After months of campaigning and millions of dollars spent, America spoke Tuesday, and spoke convincingly.
A little after 11 p.m., all the major news networks agreed on one thing — Barack Obama would be the next president of the United States.
“Clearly a resounding Democratic victory and I think the makings of a mandate of President Obama,” said state Rep. Dan Frankel (D-Squirrel Hill). “I think he really rewrote the books for how campaigns should be waged.”
All night Obama won key state after key state, including the battleground states of Pennsylvania, Florida and Ohio.
“They’ve always been very close states,” Frankel said. “It seems to me that the given the momentum and the outstanding campaign this was really unprecedented — it was extraordinary.”
A key to winning the battleground states was Obama’s ability to win a convincing percentage of the Jewish vote. JTA reported that according to exit polls, 77 percent of Jews nationwide voted for Obama. The high percentage was a vast improvement of what initial polls were showing at just 60 percent before the election, and even more than the 75 percent John Kerry got in 2004.
“I’m ecstatic by the outcome and the confidence the Jewish community showed Obama in the teeth of some of the nastiest campaigning I’ve ever seen,” Ira Forman, the executive director of the National Jewish Democratic Council told the JTA. “People got a chance in the last three months to see Barack Obama and the idea that they should be afraid or frightened didn’t wash.”
“I think Barack Obama resonated with the Jewish community and got through all the hysterical static that attempted to discredit him in the Jewish community,” Frankel said.
In Squirrel Hill all the polling places saw mobs of people coming in throughout the day. From the young to the old, this Election Day was truly like no other.
“It’s has been a huge turnout,” said Lorrie Cranor, an election judge in the 25th District. “The line was out of the door for almost three hours.”
Voters turned out in record numbers to cast their ballot at the Jewish Community Center, which was the polling place for the 35th, 38th and 40th Districts. Ann Truxell, an election judge in the 38th District was shocked at the initial turnout early in the morning.
“A line started to form by 6:40 a.m.; 80 people came to vote in the first hour — that’s unusual, it was crazy,” she said. “It’s been fabulous, it’s really exciting.”
While the polls leading up to the election were tabbing Obama the winner, people for both candidates were out in full support.
“I voted because of two issues, one —freedom before hope,” said McCain supporter Fred Mayer of Squirrel Hill. “Two — Jews and Israel. I believe these were the most important issues of the day.
Israel and the Middle East were on a lot of peoples’ minds when they went to cast their vote. Both the Republicans and the Democrats swore to make the region one of their top priorities.

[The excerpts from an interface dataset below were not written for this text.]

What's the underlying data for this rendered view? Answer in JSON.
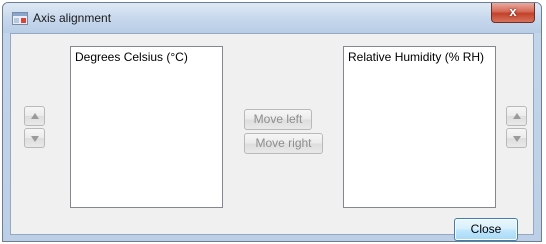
{
  "window": {
    "title": "Axis alignment",
    "close_glyph": "x"
  },
  "left_list": {
    "items": [
      "Degrees Celsius (°C)"
    ]
  },
  "right_list": {
    "items": [
      "Relative Humidity (% RH)"
    ]
  },
  "buttons": {
    "move_left": "Move left",
    "move_right": "Move right",
    "close": "Close"
  },
  "icons": {
    "app": "app-window-icon",
    "up": "triangle-up-icon",
    "down": "triangle-down-icon"
  },
  "colors": {
    "disabled_text": "#8d8d8d",
    "close_button_bg": "#c2412b",
    "default_button_border": "#3c7fb1"
  }
}
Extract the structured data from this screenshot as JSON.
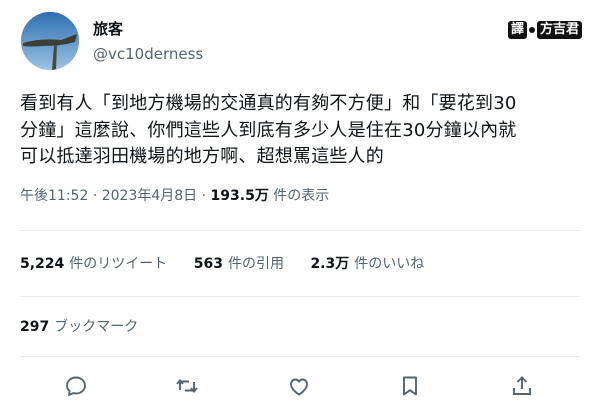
{
  "user": {
    "display_name": "旅客",
    "handle": "@vc10derness"
  },
  "watermark": {
    "left": "譯",
    "right": "方吉君"
  },
  "tweet": {
    "text_lines": [
      "看到有人「到地方機場的交通真的有夠不方便」和「要花到30",
      "分鐘」這麼說、你們這些人到底有多少人是住在30分鐘以內就",
      "可以抵達羽田機場的地方啊、超想罵這些人的"
    ]
  },
  "meta": {
    "time": "午後11:52",
    "sep1": "·",
    "date": "2023年4月8日",
    "sep2": "·",
    "views": "193.5万",
    "views_label": "件の表示"
  },
  "stats": {
    "retweets_count": "5,224",
    "retweets_label": "件のリツイート",
    "quotes_count": "563",
    "quotes_label": "件の引用",
    "likes_count": "2.3万",
    "likes_label": "件のいいね",
    "bookmarks_count": "297",
    "bookmarks_label": "ブックマーク"
  },
  "actions": [
    {
      "icon": "reply-icon"
    },
    {
      "icon": "retweet-icon"
    },
    {
      "icon": "like-icon"
    },
    {
      "icon": "bookmark-icon"
    },
    {
      "icon": "share-icon"
    }
  ],
  "colors": {
    "text": "#0f1419",
    "secondary": "#536471",
    "divider": "#e6ecf0",
    "icon": "#536471"
  }
}
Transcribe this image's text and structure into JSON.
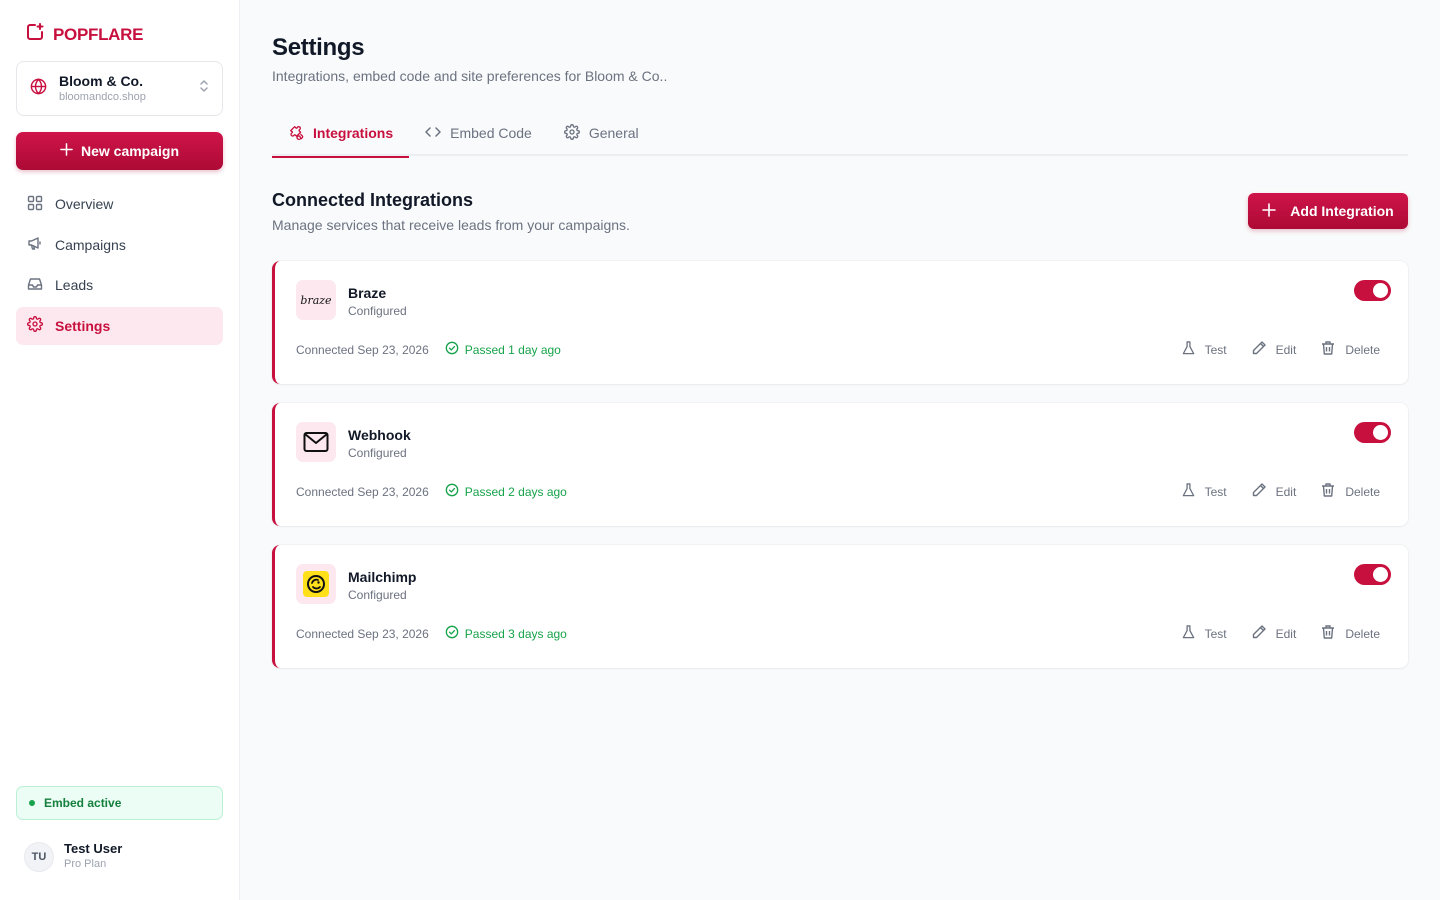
{
  "app": {
    "name": "POPFLARE",
    "brand_color": "#c8103f"
  },
  "site": {
    "name": "Bloom & Co.",
    "url": "bloomandco.shop"
  },
  "sidebar": {
    "new_campaign_label": "New campaign",
    "items": [
      {
        "label": "Overview",
        "icon": "grid-icon",
        "active": false
      },
      {
        "label": "Campaigns",
        "icon": "megaphone-icon",
        "active": false
      },
      {
        "label": "Leads",
        "icon": "inbox-icon",
        "active": false
      },
      {
        "label": "Settings",
        "icon": "gear-icon",
        "active": true
      }
    ],
    "embed_status": "Embed active",
    "user": {
      "initials": "TU",
      "name": "Test User",
      "plan": "Pro Plan"
    }
  },
  "page": {
    "title": "Settings",
    "subtitle": "Integrations, embed code and site preferences for Bloom & Co.."
  },
  "tabs": [
    {
      "label": "Integrations",
      "icon": "puzzle-icon",
      "active": true
    },
    {
      "label": "Embed Code",
      "icon": "code-icon",
      "active": false
    },
    {
      "label": "General",
      "icon": "gear-icon",
      "active": false
    }
  ],
  "section": {
    "title": "Connected Integrations",
    "subtitle": "Manage services that receive leads from your campaigns.",
    "add_label": "Add Integration"
  },
  "integrations": [
    {
      "name": "Braze",
      "status": "Configured",
      "icon": "braze-logo",
      "enabled": true,
      "connected": "Connected Sep 23, 2026",
      "test_result": "Passed 1 day ago"
    },
    {
      "name": "Webhook",
      "status": "Configured",
      "icon": "mail-icon",
      "enabled": true,
      "connected": "Connected Sep 23, 2026",
      "test_result": "Passed 2 days ago"
    },
    {
      "name": "Mailchimp",
      "status": "Configured",
      "icon": "mailchimp-logo",
      "enabled": true,
      "connected": "Connected Sep 23, 2026",
      "test_result": "Passed 3 days ago"
    }
  ],
  "actions": {
    "test_label": "Test",
    "edit_label": "Edit",
    "delete_label": "Delete"
  },
  "braze_logo_text": "braze"
}
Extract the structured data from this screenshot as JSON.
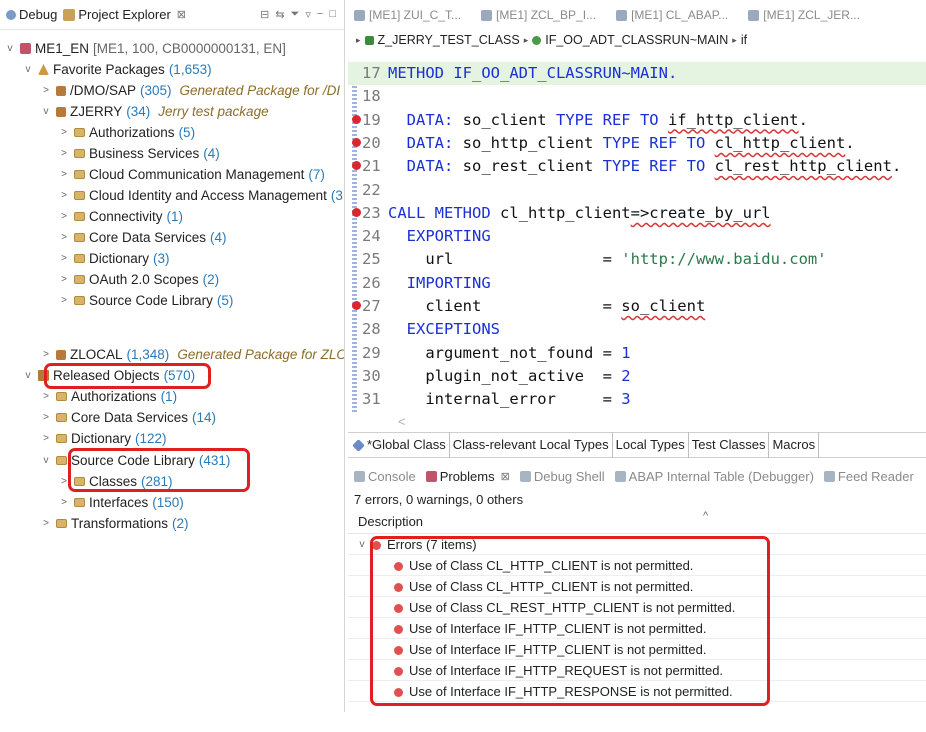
{
  "explorer": {
    "tabs": [
      {
        "label": "Debug"
      },
      {
        "label": "Project Explorer",
        "close": "⊠"
      }
    ],
    "project": {
      "label": "ME1_EN",
      "detail": "[ME1, 100, CB0000000131, EN]"
    },
    "favorites": {
      "label": "Favorite Packages",
      "count": "(1,653)"
    },
    "dmo": {
      "label": "/DMO/SAP",
      "count": "(305)",
      "note": "Generated Package for /DI"
    },
    "zjerry": {
      "label": "ZJERRY",
      "count": "(34)",
      "note": "Jerry test package"
    },
    "zjerry_items": [
      {
        "label": "Authorizations",
        "count": "(5)"
      },
      {
        "label": "Business Services",
        "count": "(4)"
      },
      {
        "label": "Cloud Communication Management",
        "count": "(7)"
      },
      {
        "label": "Cloud Identity and Access Management",
        "count": "(3"
      },
      {
        "label": "Connectivity",
        "count": "(1)"
      },
      {
        "label": "Core Data Services",
        "count": "(4)"
      },
      {
        "label": "Dictionary",
        "count": "(3)"
      },
      {
        "label": "OAuth 2.0 Scopes",
        "count": "(2)"
      },
      {
        "label": "Source Code Library",
        "count": "(5)"
      }
    ],
    "zlocal": {
      "label": "ZLOCAL",
      "count": "(1,348)",
      "note": "Generated Package for ZLOC"
    },
    "released": {
      "label": "Released Objects",
      "count": "(570)"
    },
    "released_items": [
      {
        "label": "Authorizations",
        "count": "(1)"
      },
      {
        "label": "Core Data Services",
        "count": "(14)"
      },
      {
        "label": "Dictionary",
        "count": "(122)"
      }
    ],
    "scl": {
      "label": "Source Code Library",
      "count": "(431)"
    },
    "classes": {
      "label": "Classes",
      "count": "(281)"
    },
    "interfaces": {
      "label": "Interfaces",
      "count": "(150)"
    },
    "transformations": {
      "label": "Transformations",
      "count": "(2)"
    }
  },
  "editor": {
    "tabs": [
      "[ME1] ZUI_C_T...",
      "[ME1] ZCL_BP_I...",
      "[ME1] CL_ABAP...",
      "[ME1] ZCL_JER..."
    ],
    "breadcrumb": [
      "Z_JERRY_TEST_CLASS",
      "IF_OO_ADT_CLASSRUN~MAIN",
      "if"
    ],
    "lines": [
      {
        "n": "17",
        "parts": [
          {
            "t": "METHOD IF_OO_ADT_CLASSRUN~MAIN.",
            "c": "kw"
          }
        ],
        "cur": true
      },
      {
        "n": "18",
        "parts": []
      },
      {
        "n": "19",
        "err": true,
        "parts": [
          {
            "t": "  DATA: ",
            "c": "kw"
          },
          {
            "t": "so_client ",
            "c": "tx"
          },
          {
            "t": "TYPE REF TO ",
            "c": "kw"
          },
          {
            "t": "if_http_client",
            "c": "tx wav"
          },
          {
            "t": ".",
            "c": "tx"
          }
        ]
      },
      {
        "n": "20",
        "err": true,
        "parts": [
          {
            "t": "  DATA: ",
            "c": "kw"
          },
          {
            "t": "so_http_client ",
            "c": "tx"
          },
          {
            "t": "TYPE REF TO ",
            "c": "kw"
          },
          {
            "t": "cl_http_client",
            "c": "tx wav"
          },
          {
            "t": ".",
            "c": "tx"
          }
        ]
      },
      {
        "n": "21",
        "err": true,
        "parts": [
          {
            "t": "  DATA: ",
            "c": "kw"
          },
          {
            "t": "so_rest_client ",
            "c": "tx"
          },
          {
            "t": "TYPE REF TO ",
            "c": "kw"
          },
          {
            "t": "cl_rest_http_client",
            "c": "tx wav"
          },
          {
            "t": ".",
            "c": "tx"
          }
        ]
      },
      {
        "n": "22",
        "parts": []
      },
      {
        "n": "23",
        "err": true,
        "parts": [
          {
            "t": "CALL METHOD ",
            "c": "kw"
          },
          {
            "t": "cl_http_client",
            "c": "tx"
          },
          {
            "t": "=>create_by_url",
            "c": "tx wav"
          }
        ]
      },
      {
        "n": "24",
        "parts": [
          {
            "t": "  EXPORTING",
            "c": "kw"
          }
        ]
      },
      {
        "n": "25",
        "parts": [
          {
            "t": "    url                = ",
            "c": "tx"
          },
          {
            "t": "'http://www.baidu.com'",
            "c": "str"
          }
        ]
      },
      {
        "n": "26",
        "parts": [
          {
            "t": "  IMPORTING",
            "c": "kw"
          }
        ]
      },
      {
        "n": "27",
        "err": true,
        "parts": [
          {
            "t": "    client             = ",
            "c": "tx"
          },
          {
            "t": "so_client",
            "c": "tx wav"
          }
        ]
      },
      {
        "n": "28",
        "parts": [
          {
            "t": "  EXCEPTIONS",
            "c": "kw"
          }
        ]
      },
      {
        "n": "29",
        "parts": [
          {
            "t": "    argument_not_found = ",
            "c": "tx"
          },
          {
            "t": "1",
            "c": "num"
          }
        ]
      },
      {
        "n": "30",
        "parts": [
          {
            "t": "    plugin_not_active  = ",
            "c": "tx"
          },
          {
            "t": "2",
            "c": "num"
          }
        ]
      },
      {
        "n": "31",
        "parts": [
          {
            "t": "    internal_error     = ",
            "c": "tx"
          },
          {
            "t": "3",
            "c": "num"
          }
        ]
      }
    ],
    "scroll_left": "<",
    "bottom_tabs": [
      "*Global Class",
      "Class-relevant Local Types",
      "Local Types",
      "Test Classes",
      "Macros"
    ]
  },
  "problems": {
    "views": [
      {
        "label": "Console"
      },
      {
        "label": "Problems",
        "active": true,
        "close": "⊠"
      },
      {
        "label": "Debug Shell"
      },
      {
        "label": "ABAP Internal Table (Debugger)"
      },
      {
        "label": "Feed Reader"
      }
    ],
    "summary": "7 errors, 0 warnings, 0 others",
    "column": "Description",
    "group": "Errors (7 items)",
    "errors": [
      "Use of Class CL_HTTP_CLIENT is not permitted.",
      "Use of Class CL_HTTP_CLIENT is not permitted.",
      "Use of Class CL_REST_HTTP_CLIENT is not permitted.",
      "Use of Interface IF_HTTP_CLIENT is not permitted.",
      "Use of Interface IF_HTTP_CLIENT is not permitted.",
      "Use of Interface IF_HTTP_REQUEST is not permitted.",
      "Use of Interface IF_HTTP_RESPONSE is not permitted."
    ]
  },
  "colors": {
    "highlight": "#e02020",
    "keyword": "#1a2fd6",
    "count": "#2a7ab8",
    "current_line": "#e4f4e0"
  }
}
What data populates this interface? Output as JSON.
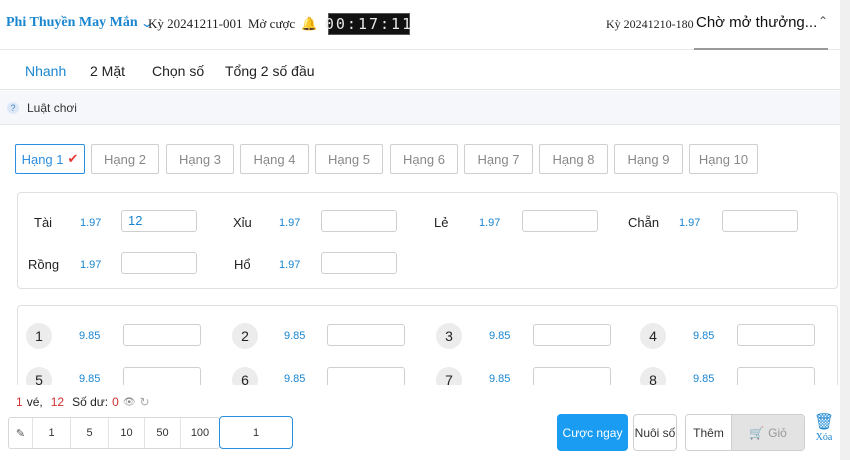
{
  "header": {
    "game_name": "Phi Thuyền May Mắn",
    "period": "Kỳ 20241211-001",
    "open_label": "Mở cược",
    "timer": "00:17:11",
    "prev_period": "Kỳ 20241210-180",
    "waiting": "Chờ mở thưởng..."
  },
  "tabs": [
    "Nhanh",
    "2 Mặt",
    "Chọn số",
    "Tổng 2 số đầu"
  ],
  "rules_label": "Luật chơi",
  "ranks": [
    "Hạng 1",
    "Hạng 2",
    "Hạng 3",
    "Hạng 4",
    "Hạng 5",
    "Hạng 6",
    "Hạng 7",
    "Hạng 8",
    "Hạng 9",
    "Hạng 10"
  ],
  "active_rank": "Hạng 1",
  "bet_options": [
    {
      "label": "Tài",
      "odds": "1.97",
      "value": "12"
    },
    {
      "label": "Xỉu",
      "odds": "1.97",
      "value": ""
    },
    {
      "label": "Lẻ",
      "odds": "1.97",
      "value": ""
    },
    {
      "label": "Chẵn",
      "odds": "1.97",
      "value": ""
    },
    {
      "label": "Rồng",
      "odds": "1.97",
      "value": ""
    },
    {
      "label": "Hổ",
      "odds": "1.97",
      "value": ""
    }
  ],
  "numbers": [
    {
      "num": "1",
      "odds": "9.85",
      "value": ""
    },
    {
      "num": "2",
      "odds": "9.85",
      "value": ""
    },
    {
      "num": "3",
      "odds": "9.85",
      "value": ""
    },
    {
      "num": "4",
      "odds": "9.85",
      "value": ""
    },
    {
      "num": "5",
      "odds": "9.85",
      "value": ""
    },
    {
      "num": "6",
      "odds": "9.85",
      "value": ""
    },
    {
      "num": "7",
      "odds": "9.85",
      "value": ""
    },
    {
      "num": "8",
      "odds": "9.85",
      "value": ""
    }
  ],
  "status": {
    "tickets": "1",
    "tickets_label": "vé,",
    "total": "12",
    "balance_label": "Số dư:",
    "balance": "0"
  },
  "chips": [
    "1",
    "5",
    "10",
    "50",
    "100"
  ],
  "amount": "1",
  "buttons": {
    "bet_now": "Cược ngay",
    "nuoi_so": "Nuôi số",
    "add": "Thêm",
    "cart": "Giỏ",
    "delete": "Xóa"
  }
}
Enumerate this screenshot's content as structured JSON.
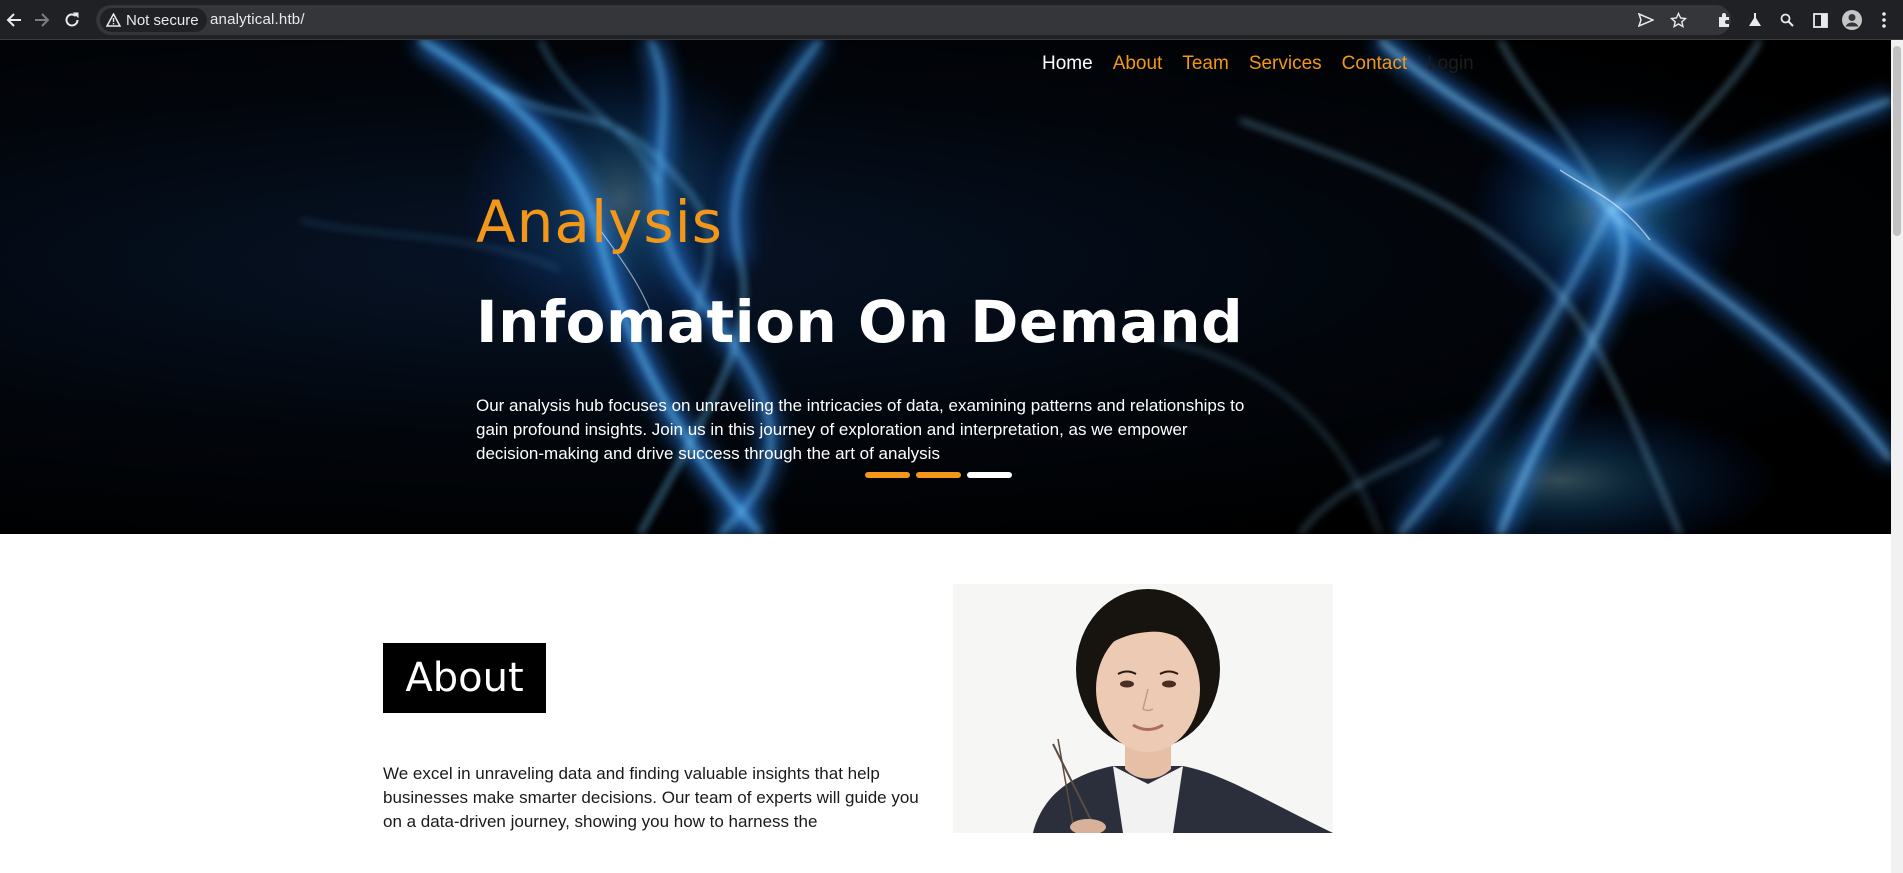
{
  "browser": {
    "security_label": "Not secure",
    "url": "analytical.htb/",
    "icons": [
      "back-arrow-icon",
      "forward-arrow-icon",
      "reload-icon",
      "warning-icon",
      "send-icon",
      "star-icon",
      "extensions-icon",
      "flask-icon",
      "zoom-icon",
      "side-panel-icon",
      "profile-icon",
      "menu-dots-icon"
    ]
  },
  "nav": {
    "items": [
      {
        "label": "Home"
      },
      {
        "label": "About"
      },
      {
        "label": "Team"
      },
      {
        "label": "Services"
      },
      {
        "label": "Contact"
      },
      {
        "label": "Login"
      }
    ]
  },
  "hero": {
    "subtitle": "Analysis",
    "title": "Infomation On Demand",
    "text": "Our analysis hub focuses on unraveling the intricacies of data, examining patterns and relationships to gain profound insights. Join us in this journey of exploration and interpretation, as we empower decision-making and drive success through the art of analysis",
    "slides": 3,
    "active_slide": 3
  },
  "about": {
    "heading": "About",
    "text": "We excel in unraveling data and finding valuable insights that help businesses make smarter decisions. Our team of experts will guide you on a data-driven journey, showing you how to harness the"
  },
  "colors": {
    "accent": "#f29719",
    "hero_bg": "#000000",
    "text_dark": "#1a1a1a"
  }
}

“He [Obama] will restore the dignity of the United States in the eyes of the world and he has the intelligence, balance and diplomatic capacity to deal appropriately with the concerns of the Middle East and to protect Israel,” said Obama supporter Jan Marlan, also of Squirrel Hill.
Her husband Stan also voted for the Democratic candidate.
“I like his health care plan better, I like his economic strategy and I think what I like most of is his intelligence, integrity and I think he will put our country in better touch and respect in the international stage,” he said.
As the first returns came in Tuesday night, nothing seemed out of the ordinary. Obama took Vermont, while McCain coasted to victory in Kentucky. It was when the first big toss-up states were announced for Obama that the election took a new direction.
Flipping key Bush states from 2004, Obama won Ohio, Iowa and Florida and with his expected dominance in the northeast and a convincing win in Pennsylvania, a long night feared by most, turned out to end much earlier than expected.
“It’s very hard on television to be told what is going on,” Frankel said. “If you look at states and certain counties and you put them in historical perspectives you can make some pretty clear assumptions.”
“Pennsylvania was such a great victory for Obama,” he continued. “It was very clear I think. The pundits on TV were restrained to call it (the election) until 11:15.”
The 2008 election made history in more than just one way, whether it was voter turnout or the first African-American in office.
“It’s clear that there is a referendum that is taking place in the presidential election,” Frankel said. “Americans were fed up with eight years of clearly failed domestic and foreign policy. This is a changed election and Obama personified that more than any candidate.”
The Chronicle made calls for comment to a couple local Republican leaders, but they were not returned.
(Alon Melamed contributed to this story. Mike Zoller can be reached at firstname.lastname@example.org.)